## [The problem]
Find the string "when" in the entries and copy each line that has it.
(Source information)
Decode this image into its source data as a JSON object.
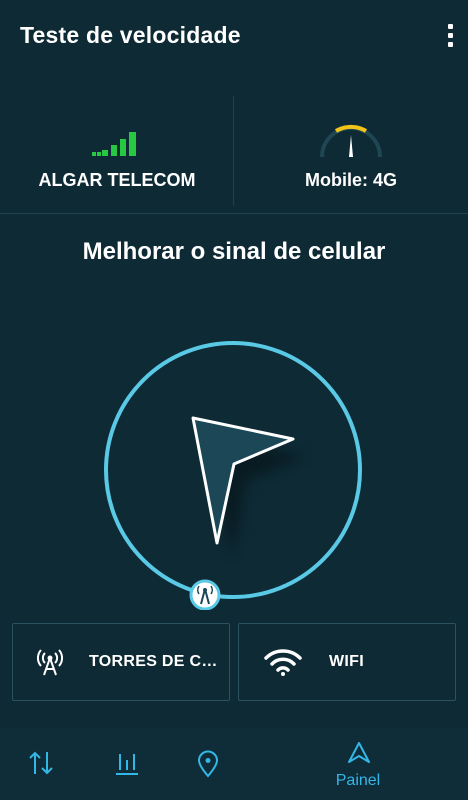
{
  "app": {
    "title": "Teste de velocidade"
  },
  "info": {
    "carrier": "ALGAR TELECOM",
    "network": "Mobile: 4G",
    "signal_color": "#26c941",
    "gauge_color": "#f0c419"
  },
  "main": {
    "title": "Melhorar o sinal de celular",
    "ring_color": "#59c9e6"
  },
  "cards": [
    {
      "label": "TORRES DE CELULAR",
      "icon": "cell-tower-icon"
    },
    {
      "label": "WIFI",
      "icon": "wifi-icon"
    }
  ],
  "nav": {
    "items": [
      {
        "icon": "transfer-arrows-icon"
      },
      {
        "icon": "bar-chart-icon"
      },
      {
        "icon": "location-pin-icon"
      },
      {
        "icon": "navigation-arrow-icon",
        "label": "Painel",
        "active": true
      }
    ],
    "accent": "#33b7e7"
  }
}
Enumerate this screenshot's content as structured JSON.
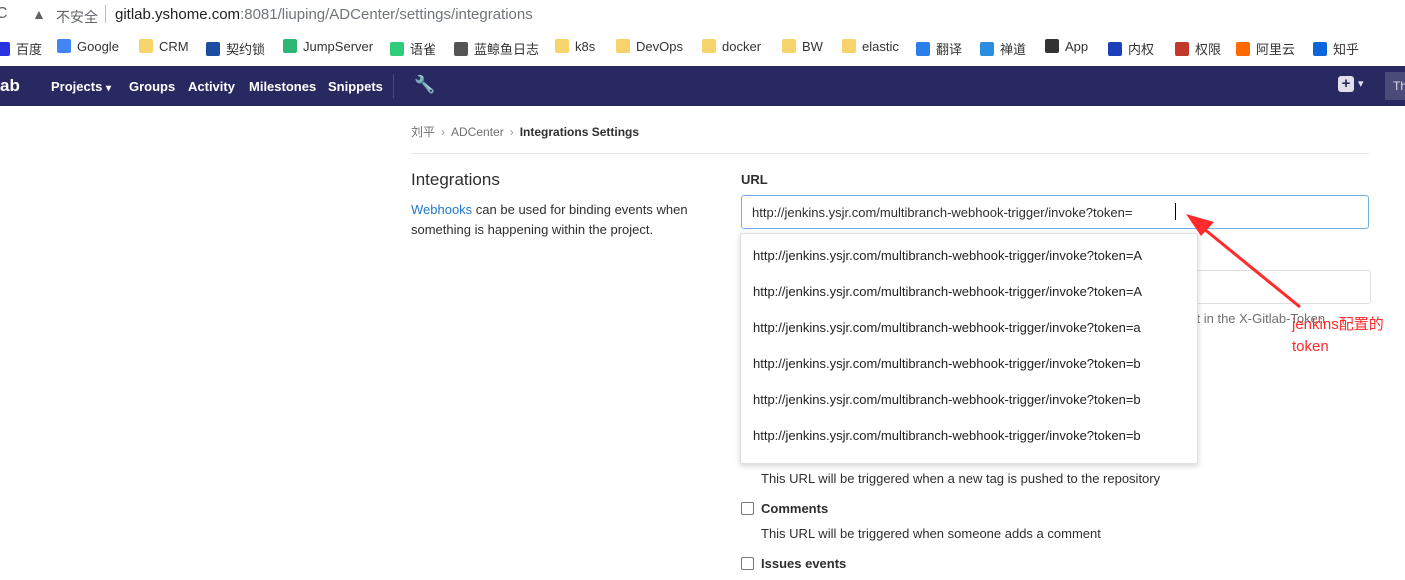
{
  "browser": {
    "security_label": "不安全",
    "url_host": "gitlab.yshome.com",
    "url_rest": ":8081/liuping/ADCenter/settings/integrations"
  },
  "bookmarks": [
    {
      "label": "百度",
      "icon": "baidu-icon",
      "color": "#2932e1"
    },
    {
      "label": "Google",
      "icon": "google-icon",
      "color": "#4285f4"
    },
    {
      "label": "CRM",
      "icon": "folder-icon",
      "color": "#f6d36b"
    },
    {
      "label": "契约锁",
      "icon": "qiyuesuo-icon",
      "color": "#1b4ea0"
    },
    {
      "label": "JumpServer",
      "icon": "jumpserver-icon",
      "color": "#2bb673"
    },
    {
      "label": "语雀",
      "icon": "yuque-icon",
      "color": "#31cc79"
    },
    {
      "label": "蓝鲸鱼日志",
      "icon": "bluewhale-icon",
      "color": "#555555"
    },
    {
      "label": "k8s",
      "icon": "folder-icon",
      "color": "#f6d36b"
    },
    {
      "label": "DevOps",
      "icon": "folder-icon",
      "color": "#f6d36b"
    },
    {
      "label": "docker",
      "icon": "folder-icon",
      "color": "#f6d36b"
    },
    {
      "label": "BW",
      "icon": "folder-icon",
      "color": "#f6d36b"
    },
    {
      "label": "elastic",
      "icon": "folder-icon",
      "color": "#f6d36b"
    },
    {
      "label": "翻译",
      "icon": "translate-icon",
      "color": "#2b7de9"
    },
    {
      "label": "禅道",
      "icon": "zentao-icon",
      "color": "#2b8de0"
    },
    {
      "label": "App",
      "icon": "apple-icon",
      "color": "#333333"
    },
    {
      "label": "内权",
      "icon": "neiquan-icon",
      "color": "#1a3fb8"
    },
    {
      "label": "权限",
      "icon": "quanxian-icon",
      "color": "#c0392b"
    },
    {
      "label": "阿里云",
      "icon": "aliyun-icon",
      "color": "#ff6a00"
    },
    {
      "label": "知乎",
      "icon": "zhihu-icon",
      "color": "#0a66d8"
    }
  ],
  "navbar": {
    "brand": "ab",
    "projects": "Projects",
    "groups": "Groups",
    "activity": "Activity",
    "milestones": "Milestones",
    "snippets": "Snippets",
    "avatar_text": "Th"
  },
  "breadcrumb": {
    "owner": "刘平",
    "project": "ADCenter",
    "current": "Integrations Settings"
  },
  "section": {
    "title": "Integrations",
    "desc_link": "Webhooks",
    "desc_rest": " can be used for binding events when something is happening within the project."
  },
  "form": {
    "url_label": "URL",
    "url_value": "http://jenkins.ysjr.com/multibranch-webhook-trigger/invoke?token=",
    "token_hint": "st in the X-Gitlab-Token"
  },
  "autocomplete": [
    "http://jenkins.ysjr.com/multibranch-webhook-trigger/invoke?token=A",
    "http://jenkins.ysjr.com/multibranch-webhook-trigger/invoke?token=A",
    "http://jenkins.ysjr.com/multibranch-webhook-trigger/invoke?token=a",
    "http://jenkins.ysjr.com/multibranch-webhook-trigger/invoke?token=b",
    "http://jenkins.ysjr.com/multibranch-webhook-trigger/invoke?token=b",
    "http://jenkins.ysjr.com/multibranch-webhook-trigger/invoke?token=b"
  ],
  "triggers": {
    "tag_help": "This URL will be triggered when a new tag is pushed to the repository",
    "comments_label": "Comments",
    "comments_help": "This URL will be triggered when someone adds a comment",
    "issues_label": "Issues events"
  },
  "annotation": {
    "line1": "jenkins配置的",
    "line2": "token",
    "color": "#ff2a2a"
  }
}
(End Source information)
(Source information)
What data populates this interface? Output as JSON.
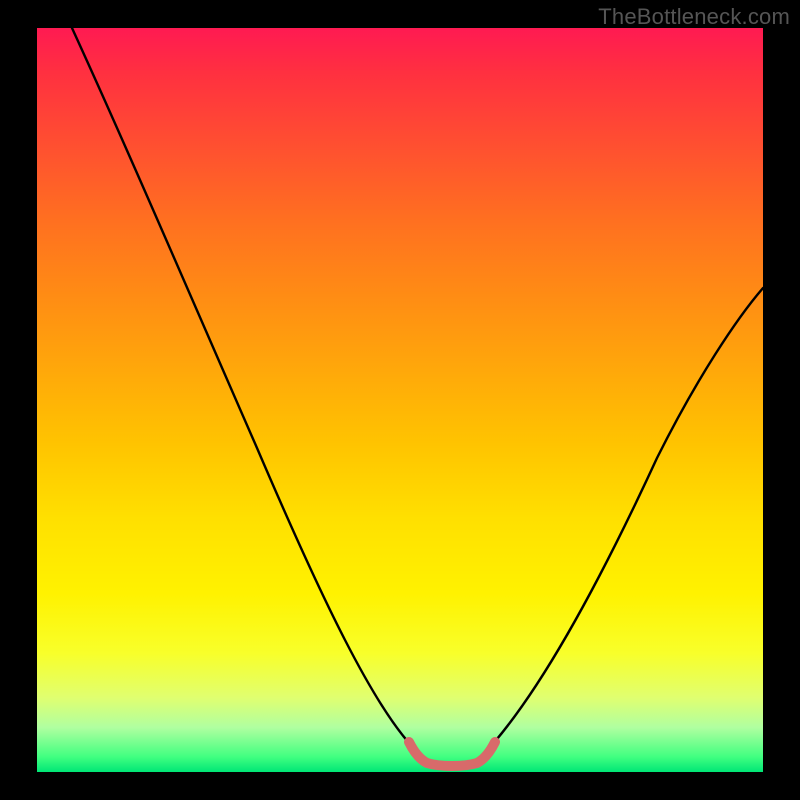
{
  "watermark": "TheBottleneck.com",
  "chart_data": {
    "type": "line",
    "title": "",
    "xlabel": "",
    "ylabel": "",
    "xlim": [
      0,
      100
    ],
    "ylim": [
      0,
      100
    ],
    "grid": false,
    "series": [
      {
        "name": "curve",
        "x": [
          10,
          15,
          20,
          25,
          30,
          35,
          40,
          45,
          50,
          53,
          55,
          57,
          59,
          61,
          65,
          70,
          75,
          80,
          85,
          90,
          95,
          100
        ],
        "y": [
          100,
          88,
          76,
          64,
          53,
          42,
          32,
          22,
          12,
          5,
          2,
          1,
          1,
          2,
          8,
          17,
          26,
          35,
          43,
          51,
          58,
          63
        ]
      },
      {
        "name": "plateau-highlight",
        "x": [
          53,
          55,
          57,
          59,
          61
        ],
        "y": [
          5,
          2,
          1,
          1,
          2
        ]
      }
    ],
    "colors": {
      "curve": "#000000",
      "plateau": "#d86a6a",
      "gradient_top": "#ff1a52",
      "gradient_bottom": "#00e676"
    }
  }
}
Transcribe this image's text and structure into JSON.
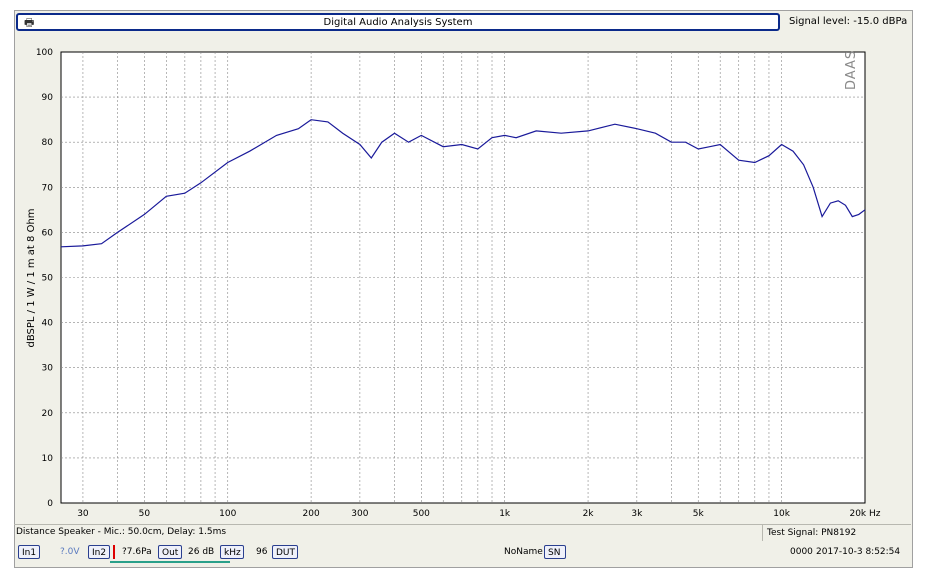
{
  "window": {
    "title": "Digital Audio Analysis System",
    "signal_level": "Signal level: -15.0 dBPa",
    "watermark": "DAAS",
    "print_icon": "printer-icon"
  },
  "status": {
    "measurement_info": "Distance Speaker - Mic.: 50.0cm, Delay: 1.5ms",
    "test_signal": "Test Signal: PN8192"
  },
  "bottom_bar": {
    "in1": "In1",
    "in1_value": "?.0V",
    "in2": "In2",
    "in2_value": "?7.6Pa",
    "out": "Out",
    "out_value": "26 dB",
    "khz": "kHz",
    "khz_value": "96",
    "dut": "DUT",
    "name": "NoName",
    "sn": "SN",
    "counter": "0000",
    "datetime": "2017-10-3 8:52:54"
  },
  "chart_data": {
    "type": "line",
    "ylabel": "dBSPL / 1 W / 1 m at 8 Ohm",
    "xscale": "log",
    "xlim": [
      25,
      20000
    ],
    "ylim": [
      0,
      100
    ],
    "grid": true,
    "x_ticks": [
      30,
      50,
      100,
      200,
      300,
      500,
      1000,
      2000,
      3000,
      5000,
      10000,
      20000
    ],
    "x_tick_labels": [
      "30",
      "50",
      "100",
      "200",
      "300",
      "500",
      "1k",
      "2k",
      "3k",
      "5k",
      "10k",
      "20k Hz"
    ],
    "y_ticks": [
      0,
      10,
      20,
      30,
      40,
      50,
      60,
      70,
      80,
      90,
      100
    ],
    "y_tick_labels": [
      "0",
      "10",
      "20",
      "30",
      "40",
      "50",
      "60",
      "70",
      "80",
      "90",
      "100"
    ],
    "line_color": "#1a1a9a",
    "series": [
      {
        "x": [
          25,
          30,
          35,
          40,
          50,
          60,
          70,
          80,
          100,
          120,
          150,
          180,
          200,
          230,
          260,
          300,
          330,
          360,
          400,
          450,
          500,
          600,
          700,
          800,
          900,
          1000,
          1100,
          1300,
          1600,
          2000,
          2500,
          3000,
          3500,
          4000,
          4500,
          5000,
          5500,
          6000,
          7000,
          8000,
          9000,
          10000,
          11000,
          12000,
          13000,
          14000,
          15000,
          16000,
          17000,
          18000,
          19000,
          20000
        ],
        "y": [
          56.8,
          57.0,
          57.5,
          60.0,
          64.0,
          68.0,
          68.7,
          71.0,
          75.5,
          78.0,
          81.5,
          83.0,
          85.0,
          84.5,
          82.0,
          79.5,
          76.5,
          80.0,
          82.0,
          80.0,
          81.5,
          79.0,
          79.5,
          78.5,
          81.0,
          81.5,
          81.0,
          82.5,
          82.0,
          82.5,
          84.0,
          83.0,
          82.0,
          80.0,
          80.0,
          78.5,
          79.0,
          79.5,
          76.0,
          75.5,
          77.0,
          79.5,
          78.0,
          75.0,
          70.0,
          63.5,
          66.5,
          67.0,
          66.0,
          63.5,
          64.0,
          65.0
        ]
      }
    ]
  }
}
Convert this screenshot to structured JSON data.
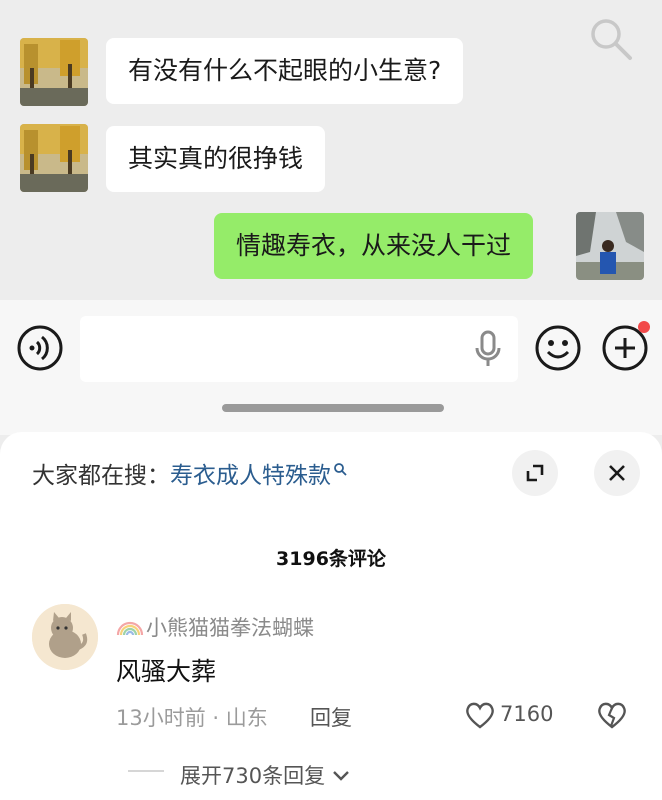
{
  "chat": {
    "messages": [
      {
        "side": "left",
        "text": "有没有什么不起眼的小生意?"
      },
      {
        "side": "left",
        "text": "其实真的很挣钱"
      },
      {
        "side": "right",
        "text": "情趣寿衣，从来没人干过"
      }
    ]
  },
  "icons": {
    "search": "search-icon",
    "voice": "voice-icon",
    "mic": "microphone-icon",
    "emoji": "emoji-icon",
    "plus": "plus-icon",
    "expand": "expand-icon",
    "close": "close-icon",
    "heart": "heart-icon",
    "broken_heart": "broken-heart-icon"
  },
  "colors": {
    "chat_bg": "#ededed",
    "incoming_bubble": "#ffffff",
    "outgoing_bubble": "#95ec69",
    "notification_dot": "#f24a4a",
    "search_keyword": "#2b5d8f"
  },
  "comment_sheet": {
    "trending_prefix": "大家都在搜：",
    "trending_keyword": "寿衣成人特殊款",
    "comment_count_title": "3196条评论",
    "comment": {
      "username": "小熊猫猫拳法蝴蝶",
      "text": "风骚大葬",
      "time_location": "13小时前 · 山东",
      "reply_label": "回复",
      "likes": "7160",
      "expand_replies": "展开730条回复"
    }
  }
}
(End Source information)
## [Task solution]
    "desc_rest": " can be used for binding events when something is happening within the project."
    "tag_help": "This URL will be triggered when a new tag is pushed to the repository",
    "comments_help": "This URL will be triggered when someone adds a comment",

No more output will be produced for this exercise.